Girls, make sure you don’t go with chipped nail paint, or with your hair in a bath knot. The professional femme also needs to address epilation issues – that means no moustaches, ladies!

For dudes, a close shave or neatly-trimmed beard /moustache is a must. Downplay your colour palette. Arriving for a work interview looking like an explosion in a paint factory is a rookie mistake. Keep that ‘designer-inspired’ churidar-kurta in a mix of eye-watering colours for mall-hopping.

Stick with sober hues from one side of the colour wheel. Pair black, navy or charcoal with formal black shoes. If you're going with dark green, brown or khaki, go with brown or tan shoes. Shirts and tops should be in muted hues.

Think white, cream, dove-grey, beige or soft pastels. Saris in solid colours like maroon, black or navy with a small gold border are ideal interview-wear, as are stiffly-starched cotton saris in white, off-white or ecru.

Go formal: Corporate skirts or formal trousers in solid colours are ideal. For guys, shirts need to be full-sleeved and formal.

Girls have a little more wiggle-room, but stick to formal-looking tops. Remember, firms in conservative domains like finance frown on frilly shirts. Even casuals need to be strictly business casuals.

Chinos, plain t-shirts and moccasins are an acceptable alternative for ultra-casual workplaces like start-ups.

Jeans are best avoided, but if you must wear them, opt for black jeans. Oh, and backpacks are for backpackers. Carry a laptop case, a matching handbag or a briefcase.

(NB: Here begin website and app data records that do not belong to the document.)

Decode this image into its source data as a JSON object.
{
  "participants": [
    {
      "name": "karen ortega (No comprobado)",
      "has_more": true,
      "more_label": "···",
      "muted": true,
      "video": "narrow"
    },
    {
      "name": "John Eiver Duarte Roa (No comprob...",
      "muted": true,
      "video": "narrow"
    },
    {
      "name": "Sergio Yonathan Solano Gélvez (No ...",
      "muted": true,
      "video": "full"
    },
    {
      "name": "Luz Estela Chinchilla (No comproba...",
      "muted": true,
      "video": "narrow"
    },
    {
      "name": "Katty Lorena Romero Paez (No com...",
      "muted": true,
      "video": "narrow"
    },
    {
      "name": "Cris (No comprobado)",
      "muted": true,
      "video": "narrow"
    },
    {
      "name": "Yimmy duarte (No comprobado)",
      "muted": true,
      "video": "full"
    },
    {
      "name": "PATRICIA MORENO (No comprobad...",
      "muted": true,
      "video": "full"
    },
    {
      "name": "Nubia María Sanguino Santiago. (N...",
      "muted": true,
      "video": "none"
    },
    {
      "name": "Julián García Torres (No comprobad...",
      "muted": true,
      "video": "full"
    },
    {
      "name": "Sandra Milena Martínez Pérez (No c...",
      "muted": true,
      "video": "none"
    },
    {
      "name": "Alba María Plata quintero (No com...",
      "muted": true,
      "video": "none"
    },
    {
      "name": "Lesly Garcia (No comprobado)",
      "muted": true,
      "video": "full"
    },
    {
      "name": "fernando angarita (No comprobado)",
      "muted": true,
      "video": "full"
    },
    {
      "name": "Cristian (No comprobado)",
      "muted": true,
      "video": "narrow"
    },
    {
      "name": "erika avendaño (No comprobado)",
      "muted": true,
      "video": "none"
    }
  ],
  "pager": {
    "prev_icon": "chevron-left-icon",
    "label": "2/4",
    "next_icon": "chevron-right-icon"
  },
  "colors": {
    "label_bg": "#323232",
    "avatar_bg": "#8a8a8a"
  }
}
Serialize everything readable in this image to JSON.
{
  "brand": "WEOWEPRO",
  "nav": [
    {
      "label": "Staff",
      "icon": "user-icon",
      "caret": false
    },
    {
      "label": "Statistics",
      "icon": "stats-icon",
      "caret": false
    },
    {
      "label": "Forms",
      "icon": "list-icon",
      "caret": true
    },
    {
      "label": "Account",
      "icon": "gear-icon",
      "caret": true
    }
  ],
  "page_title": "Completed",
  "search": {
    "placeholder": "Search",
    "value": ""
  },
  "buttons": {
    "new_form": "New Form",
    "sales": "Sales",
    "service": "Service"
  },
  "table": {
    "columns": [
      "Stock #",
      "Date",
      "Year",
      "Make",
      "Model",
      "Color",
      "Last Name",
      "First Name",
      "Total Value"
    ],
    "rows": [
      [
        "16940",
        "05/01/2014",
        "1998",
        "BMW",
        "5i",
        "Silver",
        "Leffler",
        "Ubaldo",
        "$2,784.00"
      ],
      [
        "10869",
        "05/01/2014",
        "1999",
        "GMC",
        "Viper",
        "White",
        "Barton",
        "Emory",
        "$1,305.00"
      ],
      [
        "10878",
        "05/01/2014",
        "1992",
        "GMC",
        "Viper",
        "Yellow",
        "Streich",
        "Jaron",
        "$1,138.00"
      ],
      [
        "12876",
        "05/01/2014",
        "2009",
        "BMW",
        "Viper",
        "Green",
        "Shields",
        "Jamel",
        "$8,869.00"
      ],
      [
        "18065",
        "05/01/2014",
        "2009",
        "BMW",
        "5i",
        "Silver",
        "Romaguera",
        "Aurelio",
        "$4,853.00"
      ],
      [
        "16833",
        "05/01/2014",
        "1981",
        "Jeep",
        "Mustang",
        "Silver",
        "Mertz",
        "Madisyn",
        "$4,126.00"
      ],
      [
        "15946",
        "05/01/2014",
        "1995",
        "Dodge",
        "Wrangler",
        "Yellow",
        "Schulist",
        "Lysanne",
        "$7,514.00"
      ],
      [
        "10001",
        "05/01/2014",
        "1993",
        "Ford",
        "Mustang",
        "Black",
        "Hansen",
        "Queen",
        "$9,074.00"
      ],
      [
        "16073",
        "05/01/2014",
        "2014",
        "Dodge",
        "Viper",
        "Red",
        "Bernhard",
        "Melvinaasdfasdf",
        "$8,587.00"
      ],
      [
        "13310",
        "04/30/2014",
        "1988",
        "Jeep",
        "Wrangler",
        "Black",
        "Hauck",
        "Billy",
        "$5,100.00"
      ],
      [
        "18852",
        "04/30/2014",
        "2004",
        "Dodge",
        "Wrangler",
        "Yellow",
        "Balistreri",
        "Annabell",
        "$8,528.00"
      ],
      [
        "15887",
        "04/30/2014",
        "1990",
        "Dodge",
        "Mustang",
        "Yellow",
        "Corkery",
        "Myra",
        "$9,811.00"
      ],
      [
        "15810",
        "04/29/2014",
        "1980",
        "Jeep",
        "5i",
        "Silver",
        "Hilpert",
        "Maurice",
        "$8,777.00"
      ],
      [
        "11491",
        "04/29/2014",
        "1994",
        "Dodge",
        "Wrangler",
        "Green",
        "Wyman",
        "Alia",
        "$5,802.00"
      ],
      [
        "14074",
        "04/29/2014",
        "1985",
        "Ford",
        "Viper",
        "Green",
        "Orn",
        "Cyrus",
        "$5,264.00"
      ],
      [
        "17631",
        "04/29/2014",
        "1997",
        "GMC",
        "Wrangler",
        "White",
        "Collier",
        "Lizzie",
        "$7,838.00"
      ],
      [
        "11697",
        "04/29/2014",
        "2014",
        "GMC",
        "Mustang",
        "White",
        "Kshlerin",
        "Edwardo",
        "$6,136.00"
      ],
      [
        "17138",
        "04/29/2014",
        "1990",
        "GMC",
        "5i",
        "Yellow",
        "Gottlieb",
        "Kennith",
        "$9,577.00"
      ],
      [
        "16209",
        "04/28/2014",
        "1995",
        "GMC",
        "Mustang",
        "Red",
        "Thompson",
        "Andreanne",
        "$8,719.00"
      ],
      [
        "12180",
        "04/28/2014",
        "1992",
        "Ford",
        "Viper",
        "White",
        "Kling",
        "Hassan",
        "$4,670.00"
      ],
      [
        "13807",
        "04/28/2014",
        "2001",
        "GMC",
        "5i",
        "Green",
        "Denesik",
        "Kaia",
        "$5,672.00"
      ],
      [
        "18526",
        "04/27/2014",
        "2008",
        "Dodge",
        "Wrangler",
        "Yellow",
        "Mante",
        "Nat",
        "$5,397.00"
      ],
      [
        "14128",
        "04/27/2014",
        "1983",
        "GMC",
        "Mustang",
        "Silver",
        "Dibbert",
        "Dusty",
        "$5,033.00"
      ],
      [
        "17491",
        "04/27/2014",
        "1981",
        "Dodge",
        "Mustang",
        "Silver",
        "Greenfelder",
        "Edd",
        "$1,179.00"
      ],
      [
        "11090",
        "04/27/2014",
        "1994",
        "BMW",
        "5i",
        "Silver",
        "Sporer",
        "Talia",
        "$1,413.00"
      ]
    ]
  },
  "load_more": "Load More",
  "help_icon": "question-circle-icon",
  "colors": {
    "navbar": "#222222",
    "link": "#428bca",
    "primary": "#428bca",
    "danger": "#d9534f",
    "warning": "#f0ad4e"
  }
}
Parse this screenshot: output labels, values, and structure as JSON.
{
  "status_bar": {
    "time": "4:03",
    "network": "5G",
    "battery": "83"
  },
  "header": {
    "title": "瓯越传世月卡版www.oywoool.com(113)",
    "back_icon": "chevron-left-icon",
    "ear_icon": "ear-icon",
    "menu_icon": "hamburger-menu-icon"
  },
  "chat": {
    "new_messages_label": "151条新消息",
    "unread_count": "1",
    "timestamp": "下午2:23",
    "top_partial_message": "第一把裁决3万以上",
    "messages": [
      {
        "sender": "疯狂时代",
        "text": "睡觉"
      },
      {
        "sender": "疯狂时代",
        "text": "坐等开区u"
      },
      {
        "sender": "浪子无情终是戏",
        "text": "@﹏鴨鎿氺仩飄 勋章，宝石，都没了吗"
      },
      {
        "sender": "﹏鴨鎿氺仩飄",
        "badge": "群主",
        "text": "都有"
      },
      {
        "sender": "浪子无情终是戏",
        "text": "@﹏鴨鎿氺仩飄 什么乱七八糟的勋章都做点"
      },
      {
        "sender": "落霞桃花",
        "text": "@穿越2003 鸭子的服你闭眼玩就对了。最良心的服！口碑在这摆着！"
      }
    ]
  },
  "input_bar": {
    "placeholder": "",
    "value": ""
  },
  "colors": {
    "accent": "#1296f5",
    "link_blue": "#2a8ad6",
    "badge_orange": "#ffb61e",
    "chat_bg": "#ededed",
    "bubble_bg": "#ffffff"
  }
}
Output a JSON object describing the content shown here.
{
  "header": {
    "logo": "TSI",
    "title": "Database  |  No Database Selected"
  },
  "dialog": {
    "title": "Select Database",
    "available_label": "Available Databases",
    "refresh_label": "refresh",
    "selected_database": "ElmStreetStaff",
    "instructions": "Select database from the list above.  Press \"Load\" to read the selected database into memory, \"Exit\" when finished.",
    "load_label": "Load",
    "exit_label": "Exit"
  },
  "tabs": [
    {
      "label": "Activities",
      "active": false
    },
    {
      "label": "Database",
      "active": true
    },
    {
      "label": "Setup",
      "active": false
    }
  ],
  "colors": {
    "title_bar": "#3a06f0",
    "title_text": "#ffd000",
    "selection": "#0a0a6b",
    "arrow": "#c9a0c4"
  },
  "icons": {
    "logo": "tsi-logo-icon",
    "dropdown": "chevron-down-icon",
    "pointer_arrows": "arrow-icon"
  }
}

If you want a job, showing up looking like you blend seamlessly into the workscape is half the battle won. Happy job-hunting!

What not to wear for an interview

 Sleeveless, backless, racer-back, low-cut or halter-tops

 Logo t-shirts, especially with ‘funny’ messages. HR may not share your sense of humour

 Anything sheer or see-through

 Glitter. Unless you're working at a nightclub

 Ripped jeans and skinny jeans

 Noisy jewellery for girls, gangsta gold chains for guys